f_0022604_18596

f_0022604_18596 - Liberia Progress Made and Challenges for...

Info iconThis preview shows pages 1–2. Sign up to view the full content.

View Full Document Right Arrow Icon
Spring 2011 The Ambassadors REVIEW 1 Liberia: Progress Made and Challenges for the Future Ellen Margrethe Løj Special Representative of the Secretary-General to the United Nations Mission in Liberia (UNMIL) From War to Hope: 1989-2003 s Liberia reaches almost eight years of unbroken peace since the United Nations Mission in Liberia (UNMIL) deployed in 2003, I had the opportunity in March 2011 to brief the Security Council on the remarkable progress the country is making, and highlighted Liberia’s need for continued support from the international community. Amid its numerous challenges, and as the country strives to consolidate peace, the support of the international community is paramount to consolidate the outstanding achievements of the Liberian people. When we think of Liberia, both great expectations and great responsibility come to mind. In terms of expectations, Liberia offers the United Nations an opportunity to show that peacekeeping can work if we get the approach and the ingredients right from the start, and if we remain engaged throughout the process. Liberia also represents a great responsibility for the United Nations, insofar as we cannot afford to fail. If we fail in Liberia—a small country with strong political will for reform—then what chance do we have in other post-conflict environments? It is important not only to think about where Liberia is today, but to ponder on where Liberia has come from since 1989. War in Liberia, between 1989 and 2003, not only stole the soul of a nation, but killed at least 250,000 people and uprooted an estimated two million more. The conflict also destroyed the economy and vital infrastructure, reducing Liberia’s GDP by 90 percent and pushing 75 percent of the population below the poverty line. People fled from the countryside to the cities, creating urban slums and social upheaval. The Comprehensive Peace Agreement (CPA), reached in Accra, Ghana in August 2003, put a line in the sand between war and peace and has slowly enabled Liberia to begin again. Picking Up the Pieces: UNMIL from 2003 to 2006 When UNMIL deployed in October 2003 in the wake of 15 years of war, misman- agement and destruction, Liberia was a completely failed state. Though a peace agreement had been signed, the magnitude of what the country faced was overwhelming. In line with the CPA, and as mandated by Security Council resolution 1509 (2003), UNMIL helped to start the process of rebuilding by gradually securing the country’s territory, disarming the warring factions, assisting the return of refugees and the internally displaced, and preparing for democratic elections. UNMIL’s security umbrella ensured that economic, social and
Background image of page 1

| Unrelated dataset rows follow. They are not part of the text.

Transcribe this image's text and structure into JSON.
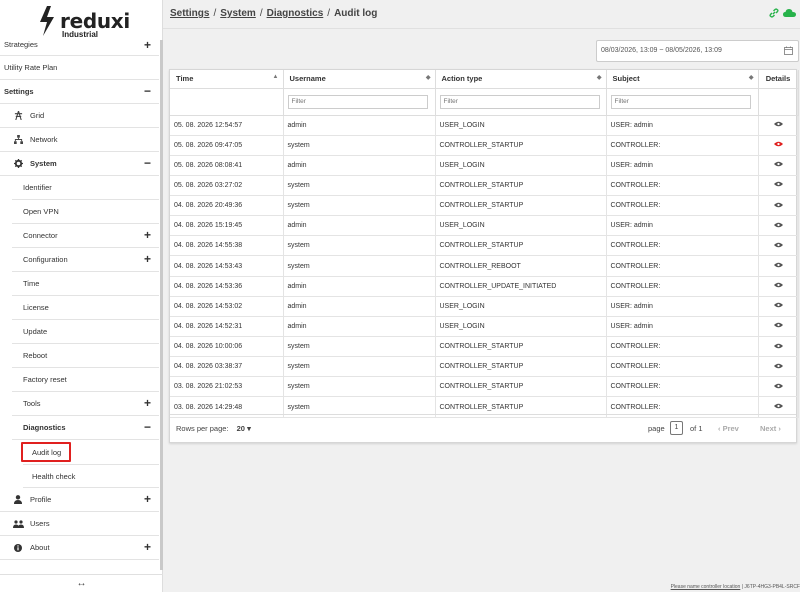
{
  "brand": {
    "name": "reduxi",
    "sub": "Industrial"
  },
  "sidebar": {
    "items": [
      {
        "label": "Strategies",
        "toggle": "+"
      },
      {
        "label": "Utility Rate Plan"
      },
      {
        "label": "Settings",
        "toggle": "−"
      },
      {
        "label": "Grid"
      },
      {
        "label": "Network"
      },
      {
        "label": "System",
        "toggle": "−"
      },
      {
        "label": "Identifier"
      },
      {
        "label": "Open VPN"
      },
      {
        "label": "Connector",
        "toggle": "+"
      },
      {
        "label": "Configuration",
        "toggle": "+"
      },
      {
        "label": "Time"
      },
      {
        "label": "License"
      },
      {
        "label": "Update"
      },
      {
        "label": "Reboot"
      },
      {
        "label": "Factory reset"
      },
      {
        "label": "Tools",
        "toggle": "+"
      },
      {
        "label": "Diagnostics",
        "toggle": "−"
      },
      {
        "label": "Audit log"
      },
      {
        "label": "Health check"
      },
      {
        "label": "Profile",
        "toggle": "+"
      },
      {
        "label": "Users"
      },
      {
        "label": "About",
        "toggle": "+"
      }
    ],
    "collapse_glyph": "↔"
  },
  "breadcrumb": {
    "b1": "Settings",
    "b2": "System",
    "b3": "Diagnostics",
    "current": "Audit log",
    "sep": "/"
  },
  "date_range": "08/03/2026, 13:09 ~ 08/05/2026, 13:09",
  "table": {
    "columns": [
      "Time",
      "Username",
      "Action type",
      "Subject",
      "Details"
    ],
    "filter_placeholder": "Filter",
    "rows": [
      {
        "time": "05. 08. 2026 12:54:57",
        "user": "admin",
        "action": "USER_LOGIN",
        "subject": "USER: admin",
        "highlight": false
      },
      {
        "time": "05. 08. 2026 09:47:05",
        "user": "system",
        "action": "CONTROLLER_STARTUP",
        "subject": "CONTROLLER:",
        "highlight": true
      },
      {
        "time": "05. 08. 2026 08:08:41",
        "user": "admin",
        "action": "USER_LOGIN",
        "subject": "USER: admin",
        "highlight": false
      },
      {
        "time": "05. 08. 2026 03:27:02",
        "user": "system",
        "action": "CONTROLLER_STARTUP",
        "subject": "CONTROLLER:",
        "highlight": false
      },
      {
        "time": "04. 08. 2026 20:49:36",
        "user": "system",
        "action": "CONTROLLER_STARTUP",
        "subject": "CONTROLLER:",
        "highlight": false
      },
      {
        "time": "04. 08. 2026 15:19:45",
        "user": "admin",
        "action": "USER_LOGIN",
        "subject": "USER: admin",
        "highlight": false
      },
      {
        "time": "04. 08. 2026 14:55:38",
        "user": "system",
        "action": "CONTROLLER_STARTUP",
        "subject": "CONTROLLER:",
        "highlight": false
      },
      {
        "time": "04. 08. 2026 14:53:43",
        "user": "system",
        "action": "CONTROLLER_REBOOT",
        "subject": "CONTROLLER:",
        "highlight": false
      },
      {
        "time": "04. 08. 2026 14:53:36",
        "user": "admin",
        "action": "CONTROLLER_UPDATE_INITIATED",
        "subject": "CONTROLLER:",
        "highlight": false
      },
      {
        "time": "04. 08. 2026 14:53:02",
        "user": "admin",
        "action": "USER_LOGIN",
        "subject": "USER: admin",
        "highlight": false
      },
      {
        "time": "04. 08. 2026 14:52:31",
        "user": "admin",
        "action": "USER_LOGIN",
        "subject": "USER: admin",
        "highlight": false
      },
      {
        "time": "04. 08. 2026 10:00:06",
        "user": "system",
        "action": "CONTROLLER_STARTUP",
        "subject": "CONTROLLER:",
        "highlight": false
      },
      {
        "time": "04. 08. 2026 03:38:37",
        "user": "system",
        "action": "CONTROLLER_STARTUP",
        "subject": "CONTROLLER:",
        "highlight": false
      },
      {
        "time": "03. 08. 2026 21:02:53",
        "user": "system",
        "action": "CONTROLLER_STARTUP",
        "subject": "CONTROLLER:",
        "highlight": false
      },
      {
        "time": "03. 08. 2026 14:29:48",
        "user": "system",
        "action": "CONTROLLER_STARTUP",
        "subject": "CONTROLLER:",
        "highlight": false
      }
    ]
  },
  "pager": {
    "rows_per_page_label": "Rows per page:",
    "rows_per_page": "20",
    "page_label": "page",
    "page": "1",
    "of": "of 1",
    "prev": "Prev",
    "next": "Next"
  },
  "footer": {
    "link": "Please name controller location",
    "rest": " | J6TP-4HG3-PB4L-SRCF"
  },
  "colors": {
    "accent_red": "#e0201f",
    "green": "#27b24a"
  }
}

Info iconThis preview has intentionally blurred sections. Sign up to view the full version.

View Full DocumentRight Arrow Icon
Image of page 2
This is the end of the preview. Sign up to access the rest of the document.

Page1 / 4

f_0022604_18596 - Liberia Progress Made and Challenges for...

This preview shows document pages 1 - 2. Sign up to view the full document.

View Full Document Right Arrow Icon
Ask a homework question - tutors are online